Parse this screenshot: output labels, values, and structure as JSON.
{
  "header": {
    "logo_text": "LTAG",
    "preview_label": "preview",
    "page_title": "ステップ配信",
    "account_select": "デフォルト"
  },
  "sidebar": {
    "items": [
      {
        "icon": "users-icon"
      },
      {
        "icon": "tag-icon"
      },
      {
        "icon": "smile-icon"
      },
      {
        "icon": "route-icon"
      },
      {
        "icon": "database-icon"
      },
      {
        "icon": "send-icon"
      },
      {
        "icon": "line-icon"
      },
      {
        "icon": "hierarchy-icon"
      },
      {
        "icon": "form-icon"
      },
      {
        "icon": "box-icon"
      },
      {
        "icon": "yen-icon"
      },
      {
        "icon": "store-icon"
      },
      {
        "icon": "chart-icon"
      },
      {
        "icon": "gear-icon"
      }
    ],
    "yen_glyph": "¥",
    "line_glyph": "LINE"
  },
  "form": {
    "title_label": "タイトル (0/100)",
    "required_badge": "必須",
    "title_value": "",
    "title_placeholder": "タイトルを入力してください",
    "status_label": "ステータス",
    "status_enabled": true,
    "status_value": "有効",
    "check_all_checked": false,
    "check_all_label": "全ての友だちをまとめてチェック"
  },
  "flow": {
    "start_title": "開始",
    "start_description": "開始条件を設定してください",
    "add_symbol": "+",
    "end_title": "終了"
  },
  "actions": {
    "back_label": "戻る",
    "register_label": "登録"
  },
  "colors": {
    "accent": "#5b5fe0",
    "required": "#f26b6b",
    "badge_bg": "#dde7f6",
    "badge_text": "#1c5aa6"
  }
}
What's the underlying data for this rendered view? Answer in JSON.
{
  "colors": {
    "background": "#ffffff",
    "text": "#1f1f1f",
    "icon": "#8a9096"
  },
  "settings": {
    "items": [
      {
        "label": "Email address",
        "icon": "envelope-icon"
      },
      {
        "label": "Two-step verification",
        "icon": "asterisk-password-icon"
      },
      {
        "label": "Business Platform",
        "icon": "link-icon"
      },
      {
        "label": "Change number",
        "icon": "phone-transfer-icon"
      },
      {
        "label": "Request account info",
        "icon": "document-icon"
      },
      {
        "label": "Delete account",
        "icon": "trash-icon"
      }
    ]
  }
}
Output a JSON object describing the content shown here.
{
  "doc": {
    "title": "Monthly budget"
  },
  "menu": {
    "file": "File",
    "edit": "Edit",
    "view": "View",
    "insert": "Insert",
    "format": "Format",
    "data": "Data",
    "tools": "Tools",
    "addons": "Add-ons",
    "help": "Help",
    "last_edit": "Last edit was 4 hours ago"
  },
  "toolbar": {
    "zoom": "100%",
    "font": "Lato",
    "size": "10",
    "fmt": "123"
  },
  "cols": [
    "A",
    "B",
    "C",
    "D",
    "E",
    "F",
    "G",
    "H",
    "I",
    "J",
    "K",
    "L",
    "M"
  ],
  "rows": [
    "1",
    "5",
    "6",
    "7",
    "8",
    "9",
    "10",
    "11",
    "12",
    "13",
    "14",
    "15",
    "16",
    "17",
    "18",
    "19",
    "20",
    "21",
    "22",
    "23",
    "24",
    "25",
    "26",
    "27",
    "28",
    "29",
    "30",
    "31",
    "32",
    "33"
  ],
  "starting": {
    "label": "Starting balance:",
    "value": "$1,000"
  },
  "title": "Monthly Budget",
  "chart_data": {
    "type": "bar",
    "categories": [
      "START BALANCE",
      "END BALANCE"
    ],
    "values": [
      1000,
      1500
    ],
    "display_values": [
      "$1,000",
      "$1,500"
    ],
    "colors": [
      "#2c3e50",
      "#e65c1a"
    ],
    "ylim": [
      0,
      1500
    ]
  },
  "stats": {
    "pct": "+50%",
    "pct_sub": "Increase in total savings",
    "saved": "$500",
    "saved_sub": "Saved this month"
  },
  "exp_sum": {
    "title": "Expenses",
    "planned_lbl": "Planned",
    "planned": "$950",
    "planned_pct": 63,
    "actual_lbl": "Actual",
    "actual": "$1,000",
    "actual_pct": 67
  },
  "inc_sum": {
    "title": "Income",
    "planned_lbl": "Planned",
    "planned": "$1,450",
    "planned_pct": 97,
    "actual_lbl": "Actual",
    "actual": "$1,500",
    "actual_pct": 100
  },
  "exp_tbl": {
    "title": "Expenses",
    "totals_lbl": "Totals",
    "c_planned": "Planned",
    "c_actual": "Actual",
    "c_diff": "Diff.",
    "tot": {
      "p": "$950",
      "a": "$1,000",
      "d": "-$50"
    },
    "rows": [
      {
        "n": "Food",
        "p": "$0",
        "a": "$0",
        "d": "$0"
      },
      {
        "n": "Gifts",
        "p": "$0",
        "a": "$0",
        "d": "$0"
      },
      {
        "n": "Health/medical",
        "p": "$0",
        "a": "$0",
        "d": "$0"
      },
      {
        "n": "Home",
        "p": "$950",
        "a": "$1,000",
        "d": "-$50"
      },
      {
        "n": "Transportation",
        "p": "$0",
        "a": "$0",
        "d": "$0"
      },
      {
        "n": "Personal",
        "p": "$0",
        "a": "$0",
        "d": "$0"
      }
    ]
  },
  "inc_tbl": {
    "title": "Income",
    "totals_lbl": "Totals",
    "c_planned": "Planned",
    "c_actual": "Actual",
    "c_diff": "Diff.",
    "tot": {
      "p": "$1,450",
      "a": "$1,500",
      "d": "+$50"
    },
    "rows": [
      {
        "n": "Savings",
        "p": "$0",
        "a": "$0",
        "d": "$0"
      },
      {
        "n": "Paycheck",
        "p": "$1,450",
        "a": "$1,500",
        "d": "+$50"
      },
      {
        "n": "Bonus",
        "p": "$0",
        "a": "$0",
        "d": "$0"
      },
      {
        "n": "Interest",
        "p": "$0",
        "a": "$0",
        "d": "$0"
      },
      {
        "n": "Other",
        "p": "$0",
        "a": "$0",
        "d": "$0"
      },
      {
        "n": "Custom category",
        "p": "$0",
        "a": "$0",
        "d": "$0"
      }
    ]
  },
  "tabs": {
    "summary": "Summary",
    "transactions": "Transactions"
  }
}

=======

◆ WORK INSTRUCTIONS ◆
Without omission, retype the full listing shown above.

◆ RESPONSE BELOW ◆
Parse this screenshot: output labels, values, and structure as JSON.
{
  "header": {
    "logo_text": "LTAG",
    "preview_label": "preview",
    "page_title": "ステップ配信",
    "account_select": "デフォルト"
  },
  "sidebar": {
    "items": [
      {
        "icon": "users-icon"
      },
      {
        "icon": "tag-icon"
      },
      {
        "icon": "smile-icon"
      },
      {
        "icon": "route-icon"
      },
      {
        "icon": "database-icon"
      },
      {
        "icon": "send-icon"
      },
      {
        "icon": "line-icon"
      },
      {
        "icon": "hierarchy-icon"
      },
      {
        "icon": "form-icon"
      },
      {
        "icon": "box-icon"
      },
      {
        "icon": "yen-icon"
      },
      {
        "icon": "store-icon"
      },
      {
        "icon": "chart-icon"
      },
      {
        "icon": "gear-icon"
      }
    ],
    "yen_glyph": "¥",
    "line_glyph": "LINE"
  },
  "form": {
    "title_label": "タイトル (0/100)",
    "required_badge": "必須",
    "title_value": "",
    "title_placeholder": "タイトルを入力してください",
    "status_label": "ステータス",
    "status_enabled": true,
    "status_value": "有効",
    "check_all_checked": false,
    "check_all_label": "全ての友だちをまとめてチェック"
  },
  "flow": {
    "start_title": "開始",
    "start_description": "開始条件を設定してください",
    "add_symbol": "+",
    "end_title": "終了"
  },
  "actions": {
    "back_label": "戻る",
    "register_label": "登録"
  },
  "colors": {
    "accent": "#5b5fe0",
    "required": "#f26b6b",
    "badge_bg": "#dde7f6",
    "badge_text": "#1c5aa6"
  }
}
What's the underlying data for this rendered view? Answer in JSON.
{
  "colors": {
    "background": "#ffffff",
    "text": "#1f1f1f",
    "icon": "#8a9096"
  },
  "settings": {
    "items": [
      {
        "label": "Email address",
        "icon": "envelope-icon"
      },
      {
        "label": "Two-step verification",
        "icon": "asterisk-password-icon"
      },
      {
        "label": "Business Platform",
        "icon": "link-icon"
      },
      {
        "label": "Change number",
        "icon": "phone-transfer-icon"
      },
      {
        "label": "Request account info",
        "icon": "document-icon"
      },
      {
        "label": "Delete account",
        "icon": "trash-icon"
      }
    ]
  }
}
Output a JSON object describing the content shown here.
{
  "doc": {
    "title": "Monthly budget"
  },
  "menu": {
    "file": "File",
    "edit": "Edit",
    "view": "View",
    "insert": "Insert",
    "format": "Format",
    "data": "Data",
    "tools": "Tools",
    "addons": "Add-ons",
    "help": "Help",
    "last_edit": "Last edit was 4 hours ago"
  },
  "toolbar": {
    "zoom": "100%",
    "font": "Lato",
    "size": "10",
    "fmt": "123"
  },
  "cols": [
    "A",
    "B",
    "C",
    "D",
    "E",
    "F",
    "G",
    "H",
    "I",
    "J",
    "K",
    "L",
    "M"
  ],
  "rows": [
    "1",
    "5",
    "6",
    "7",
    "8",
    "9",
    "10",
    "11",
    "12",
    "13",
    "14",
    "15",
    "16",
    "17",
    "18",
    "19",
    "20",
    "21",
    "22",
    "23",
    "24",
    "25",
    "26",
    "27",
    "28",
    "29",
    "30",
    "31",
    "32",
    "33"
  ],
  "starting": {
    "label": "Starting balance:",
    "value": "$1,000"
  },
  "title": "Monthly Budget",
  "chart_data": {
    "type": "bar",
    "categories": [
      "START BALANCE",
      "END BALANCE"
    ],
    "values": [
      1000,
      1500
    ],
    "display_values": [
      "$1,000",
      "$1,500"
    ],
    "colors": [
      "#2c3e50",
      "#e65c1a"
    ],
    "ylim": [
      0,
      1500
    ]
  },
  "stats": {
    "pct": "+50%",
    "pct_sub": "Increase in total savings",
    "saved": "$500",
    "saved_sub": "Saved this month"
  },
  "exp_sum": {
    "title": "Expenses",
    "planned_lbl": "Planned",
    "planned": "$950",
    "planned_pct": 63,
    "actual_lbl": "Actual",
    "actual": "$1,000",
    "actual_pct": 67
  },
  "inc_sum": {
    "title": "Income",
    "planned_lbl": "Planned",
    "planned": "$1,450",
    "planned_pct": 97,
    "actual_lbl": "Actual",
    "actual": "$1,500",
    "actual_pct": 100
  },
  "exp_tbl": {
    "title": "Expenses",
    "totals_lbl": "Totals",
    "c_planned": "Planned",
    "c_actual": "Actual",
    "c_diff": "Diff.",
    "tot": {
      "p": "$950",
      "a": "$1,000",
      "d": "-$50"
    },
    "rows": [
      {
        "n": "Food",
        "p": "$0",
        "a": "$0",
        "d": "$0"
      },
      {
        "n": "Gifts",
        "p": "$0",
        "a": "$0",
        "d": "$0"
      },
      {
        "n": "Health/medical",
        "p": "$0",
        "a": "$0",
        "d": "$0"
      },
      {
        "n": "Home",
        "p": "$950",
        "a": "$1,000",
        "d": "-$50"
      },
      {
        "n": "Transportation",
        "p": "$0",
        "a": "$0",
        "d": "$0"
      },
      {
        "n": "Personal",
        "p": "$0",
        "a": "$0",
        "d": "$0"
      }
    ]
  },
  "inc_tbl": {
    "title": "Income",
    "totals_lbl": "Totals",
    "c_planned": "Planned",
    "c_actual": "Actual",
    "c_diff": "Diff.",
    "tot": {
      "p": "$1,450",
      "a": "$1,500",
      "d": "+$50"
    },
    "rows": [
      {
        "n": "Savings",
        "p": "$0",
        "a": "$0",
        "d": "$0"
      },
      {
        "n": "Paycheck",
        "p": "$1,450",
        "a": "$1,500",
        "d": "+$50"
      },
      {
        "n": "Bonus",
        "p": "$0",
        "a": "$0",
        "d": "$0"
      },
      {
        "n": "Interest",
        "p": "$0",
        "a": "$0",
        "d": "$0"
      },
      {
        "n": "Other",
        "p": "$0",
        "a": "$0",
        "d": "$0"
      },
      {
        "n": "Custom category",
        "p": "$0",
        "a": "$0",
        "d": "$0"
      }
    ]
  },
  "tabs": {
    "summary": "Summary",
    "transactions": "Transactions"
  }
}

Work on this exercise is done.